Not in the mainstream of the Christian faith, Revelation has, however, been the favorite book of the Bible of many marginal Christian groups. Sects like David Koresh’s Branch Dividians have used its violent imagery to support its own violent actions. The two churches most common for sending its members knocking on doors to ‘evangelize,’ Seventh Day Adventists and Jehovah’s Witnesses, nearly always begin their proselytization with Revelation (at least in my experience of conversations on porches).
More troubling is the extent to which Revelation is fascinating larger numbers of contemporary “evangelical” Christians, especially in the United States, who have made the “Premillennial Dispensationalism” of John Nelson Darby (1800-1882; British preacher) a central part of their faith — as manifested, for example, in the popularity (over 50 million books sold) of a fictionalized version of dispensationalism, the Left Behind series of novels by Tim LaHaye and Jerry B. Jenkins. (For more on the Left Behind series from the perspective of mimetic theory, see the webpage “Re-Sacralizing Violence in the Left Behind Books.”) With much of mainline Christianity seemingly doing its best to ignore the Book of Revelation, there has not been a strong enough voice to challenge the increasing acceptance of the dispensationalist way of reading it.

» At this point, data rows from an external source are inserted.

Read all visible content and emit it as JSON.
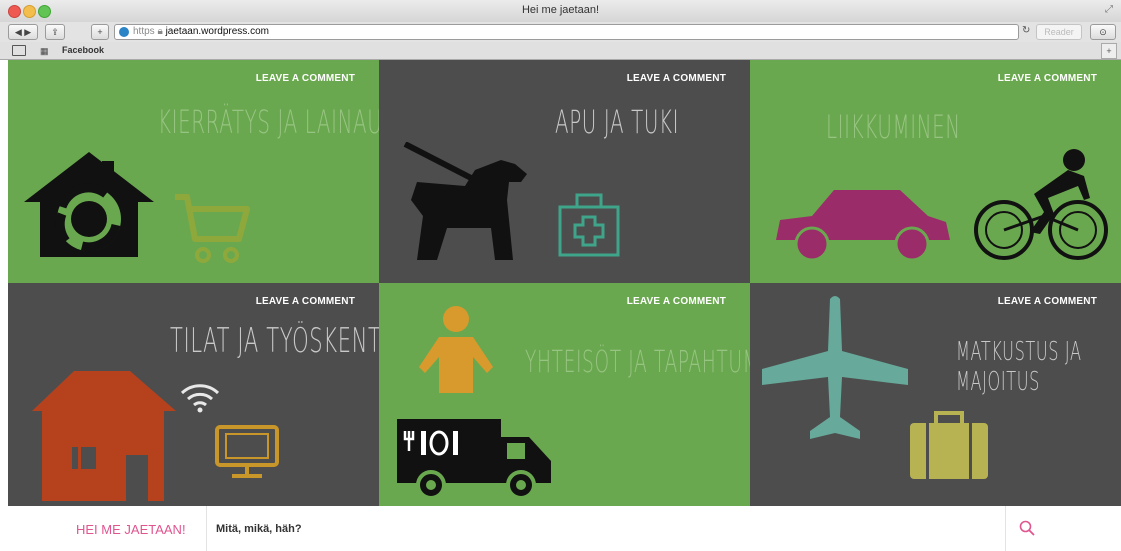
{
  "browser": {
    "window_title": "Hei me jaetaan!",
    "url_protocol": "https",
    "url_host": "jaetaan.wordpress.com",
    "reader_label": "Reader",
    "bookmark_label": "Facebook"
  },
  "tiles": [
    {
      "title": "KIERRÄTYS JA LAINAUS",
      "action": "LEAVE A COMMENT",
      "theme": "green"
    },
    {
      "title": "APU JA TUKI",
      "action": "LEAVE A COMMENT",
      "theme": "gray"
    },
    {
      "title": "LIIKKUMINEN",
      "action": "LEAVE A COMMENT",
      "theme": "green"
    },
    {
      "title": "TILAT JA TYÖSKENTELY",
      "action": "LEAVE A COMMENT",
      "theme": "gray"
    },
    {
      "title": "YHTEISÖT JA TAPAHTUMAT",
      "action": "LEAVE A COMMENT",
      "theme": "green"
    },
    {
      "title_line1": "MATKUSTUS JA",
      "title_line2": "MAJOITUS",
      "action": "LEAVE A COMMENT",
      "theme": "gray"
    }
  ],
  "footer": {
    "site_name": "HEI ME JAETAAN!",
    "search_placeholder": "Mitä, mikä, häh?"
  },
  "colors": {
    "green": "#6aa84f",
    "gray": "#4d4d4d",
    "accent_pink": "#e0558f"
  }
}
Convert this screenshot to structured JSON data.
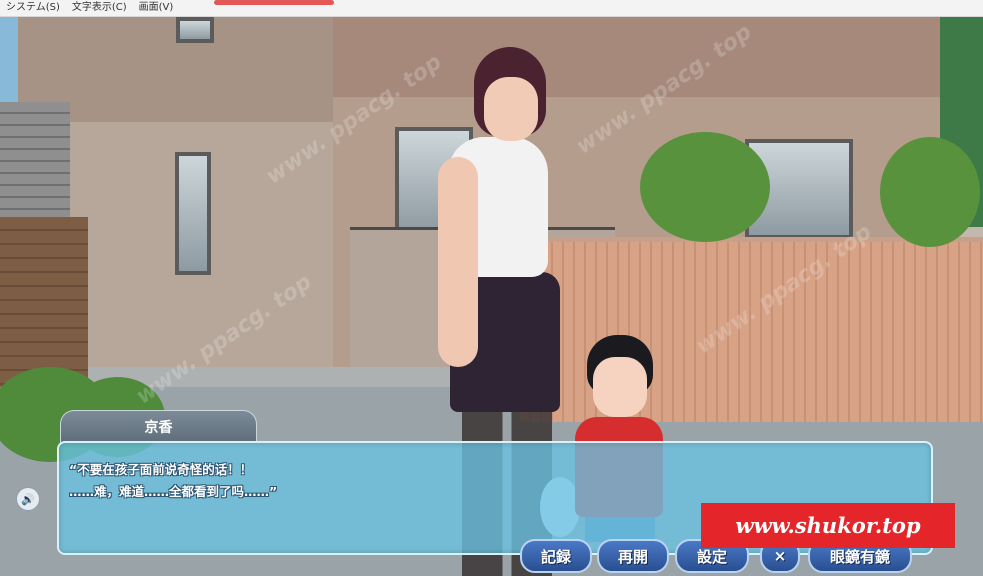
{
  "menubar": {
    "items": [
      "システム(S)",
      "文字表示(C)",
      "画面(V)"
    ]
  },
  "dialog": {
    "speaker": "京香",
    "line1": "“不要在孩子面前说奇怪的话！！",
    "line2": "……难，难道……全都看到了吗……”"
  },
  "controls": {
    "log": "記録",
    "restart": "再開",
    "settings": "設定",
    "close": "×",
    "glasses": "眼鏡有鏡"
  },
  "watermark": {
    "banner": "www.shukor.top",
    "overlay": "www. ppacg. top"
  },
  "colors": {
    "dialog_bg": "#69c3e1",
    "button_bg": "#2a4f91",
    "banner_bg": "#e4262a"
  },
  "icons": {
    "voice": "speaker-icon"
  }
}
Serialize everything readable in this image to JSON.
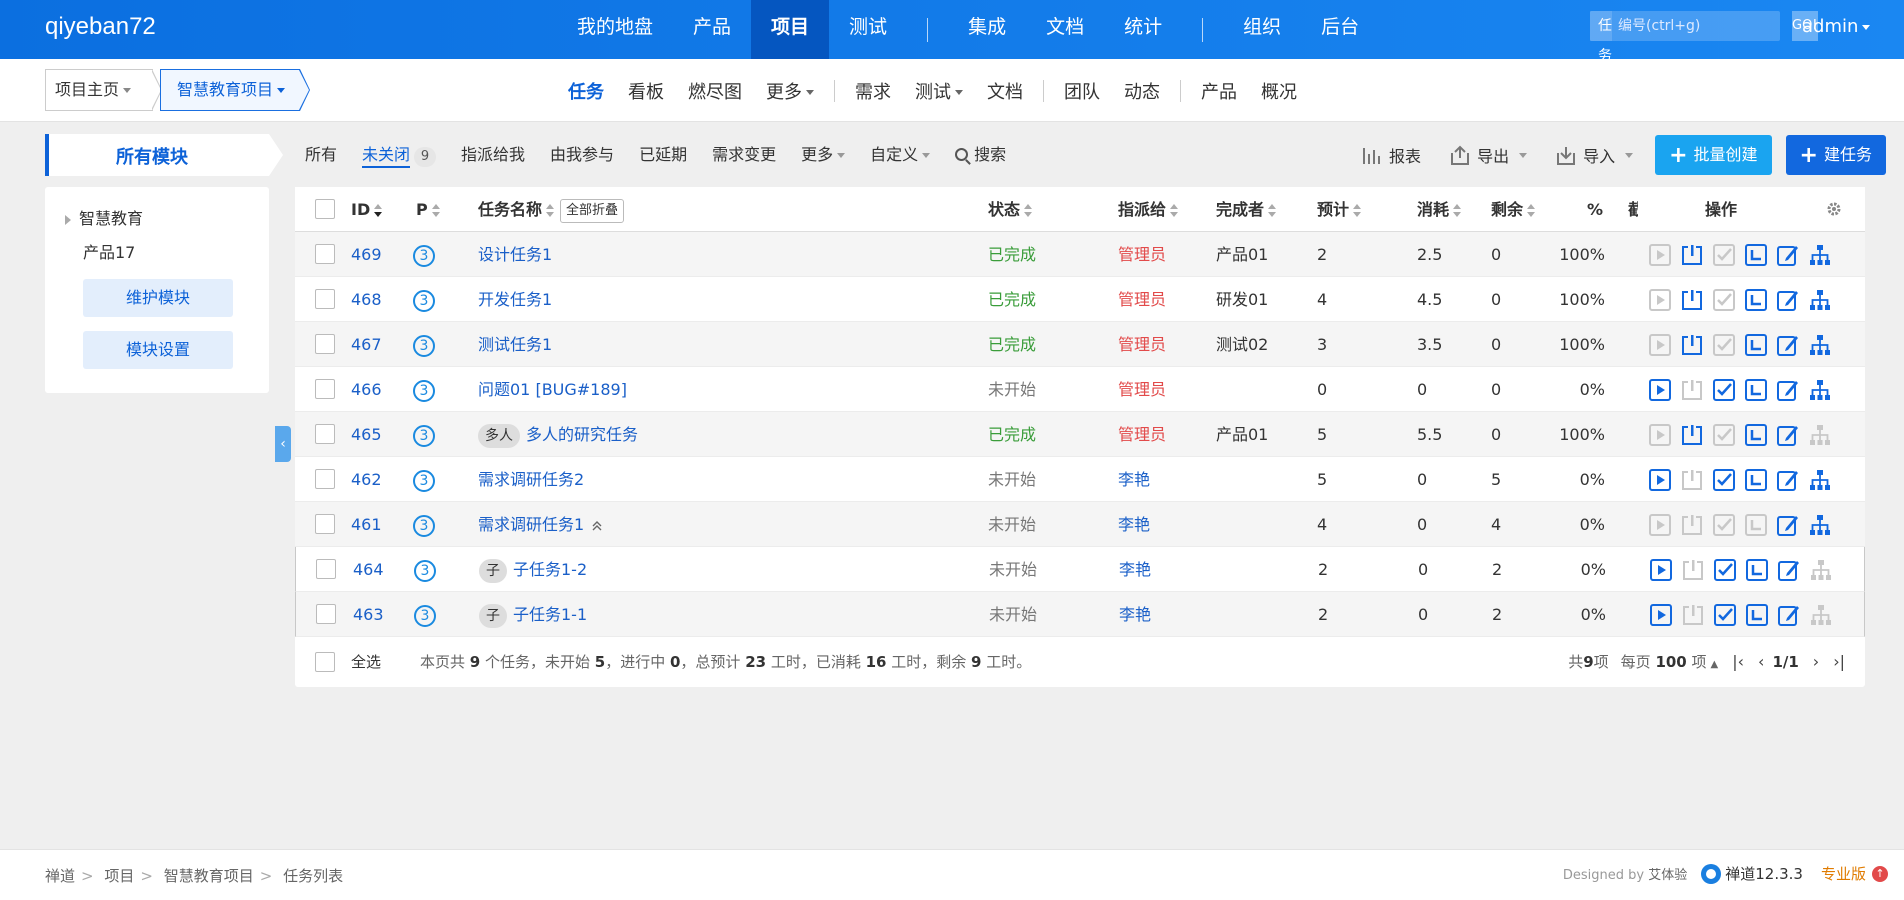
{
  "header": {
    "brand": "qiyeban72",
    "nav": [
      "我的地盘",
      "产品",
      "项目",
      "测试",
      "集成",
      "文档",
      "统计",
      "组织",
      "后台"
    ],
    "nav_active": "项目",
    "search": {
      "type": "任务",
      "placeholder": "编号(ctrl+g)",
      "go": "GO!"
    },
    "user": "admin"
  },
  "subheader": {
    "crumb_home": "项目主页",
    "crumb_project": "智慧教育项目",
    "nav": [
      "任务",
      "看板",
      "燃尽图",
      "更多",
      "需求",
      "测试",
      "文档",
      "团队",
      "动态",
      "产品",
      "概况"
    ],
    "nav_active": "任务"
  },
  "modules": {
    "tab": "所有模块",
    "tree_root": "智慧教育",
    "tree_child": "产品17",
    "maintain": "维护模块",
    "settings": "模块设置"
  },
  "toolbar": {
    "all": "所有",
    "unclosed": "未关闭",
    "unclosed_count": "9",
    "assigned": "指派给我",
    "involved": "由我参与",
    "delayed": "已延期",
    "changed": "需求变更",
    "more": "更多",
    "custom": "自定义",
    "search": "搜索",
    "report": "报表",
    "export": "导出",
    "import": "导入",
    "batch_create": "批量创建",
    "create": "建任务"
  },
  "colors": {
    "accent": "#0d62d8",
    "batch_btn": "#1aa4f0",
    "create_btn": "#1268df",
    "done": "#3a9d3a",
    "assign_red": "#e24a4a"
  },
  "table": {
    "headers": {
      "id": "ID",
      "pri": "P",
      "name": "任务名称",
      "fold": "全部折叠",
      "status": "状态",
      "assigned": "指派给",
      "finished_by": "完成者",
      "estimate": "预计",
      "consumed": "消耗",
      "left": "剩余",
      "progress": "%",
      "extra": "截",
      "actions": "操作"
    },
    "rows": [
      {
        "id": "469",
        "pri": "3",
        "tag": "",
        "name": "设计任务1",
        "status": "已完成",
        "assigned": "管理员",
        "finished_by": "产品01",
        "est": "2",
        "consumed": "2.5",
        "left": "0",
        "pct": "100%"
      },
      {
        "id": "468",
        "pri": "3",
        "tag": "",
        "name": "开发任务1",
        "status": "已完成",
        "assigned": "管理员",
        "finished_by": "研发01",
        "est": "4",
        "consumed": "4.5",
        "left": "0",
        "pct": "100%"
      },
      {
        "id": "467",
        "pri": "3",
        "tag": "",
        "name": "测试任务1",
        "status": "已完成",
        "assigned": "管理员",
        "finished_by": "测试02",
        "est": "3",
        "consumed": "3.5",
        "left": "0",
        "pct": "100%"
      },
      {
        "id": "466",
        "pri": "3",
        "tag": "",
        "name": "问题01 [BUG#189]",
        "status": "未开始",
        "assigned": "管理员",
        "finished_by": "",
        "est": "0",
        "consumed": "0",
        "left": "0",
        "pct": "0%"
      },
      {
        "id": "465",
        "pri": "3",
        "tag": "多人",
        "name": "多人的研究任务",
        "status": "已完成",
        "assigned": "管理员",
        "finished_by": "产品01",
        "est": "5",
        "consumed": "5.5",
        "left": "0",
        "pct": "100%"
      },
      {
        "id": "462",
        "pri": "3",
        "tag": "",
        "name": "需求调研任务2",
        "status": "未开始",
        "assigned": "李艳",
        "finished_by": "",
        "est": "5",
        "consumed": "0",
        "left": "5",
        "pct": "0%"
      },
      {
        "id": "461",
        "pri": "3",
        "tag": "",
        "name": "需求调研任务1",
        "status": "未开始",
        "assigned": "李艳",
        "finished_by": "",
        "est": "4",
        "consumed": "0",
        "left": "4",
        "pct": "0%"
      },
      {
        "id": "464",
        "pri": "3",
        "tag": "子",
        "name": "子任务1-2",
        "status": "未开始",
        "assigned": "李艳",
        "finished_by": "",
        "est": "2",
        "consumed": "0",
        "left": "2",
        "pct": "0%"
      },
      {
        "id": "463",
        "pri": "3",
        "tag": "子",
        "name": "子任务1-1",
        "status": "未开始",
        "assigned": "李艳",
        "finished_by": "",
        "est": "2",
        "consumed": "0",
        "left": "2",
        "pct": "0%"
      }
    ],
    "footer": {
      "select_all": "全选",
      "s1": "本页共 ",
      "count": "9",
      "s2": " 个任务，未开始 ",
      "wait": "5",
      "s3": "，进行中 ",
      "doing": "0",
      "s4": "，总预计 ",
      "est": "23",
      "s5": " 工时，已消耗 ",
      "consumed": "16",
      "s6": " 工时，剩余 ",
      "left": "9",
      "s7": " 工时。",
      "total_pre": "共 ",
      "total": "9",
      "total_post": " 项",
      "per_pre": "每页 ",
      "per": "100",
      "per_post": " 项",
      "page": "1/1"
    }
  },
  "bottom": {
    "crumbs": [
      "禅道",
      "项目",
      "智慧教育项目",
      "任务列表"
    ],
    "designed_by": "Designed by",
    "designer": "艾体验",
    "version": "禅道12.3.3",
    "edition": "专业版"
  }
}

Is it time for other Christians to wake up and add their voices to the mix? If that would happen, they would find that there is a more recent trend in the interpretation of this mystifying book that may be even the most surprising yet: seeing Revelation as a call to nonviolence — a 180 degree turn from the Left Behind version. The Book of Revelation, I believe, shows us a picture of the beastly powers of violence finally collapsing into their own hell-hole of violence, together with a plea to the faithful to maintain their faith. In the midst of relating his vision, John the Seer pauses to speak directly to those faithful:
Let anyone who has an ear listen: If you are to be taken captive, into captivity you go; if you kill with the sword, with the sword you must be killed. Here is a call for the endurance and faith of the saints. (Rev. 13:9-10)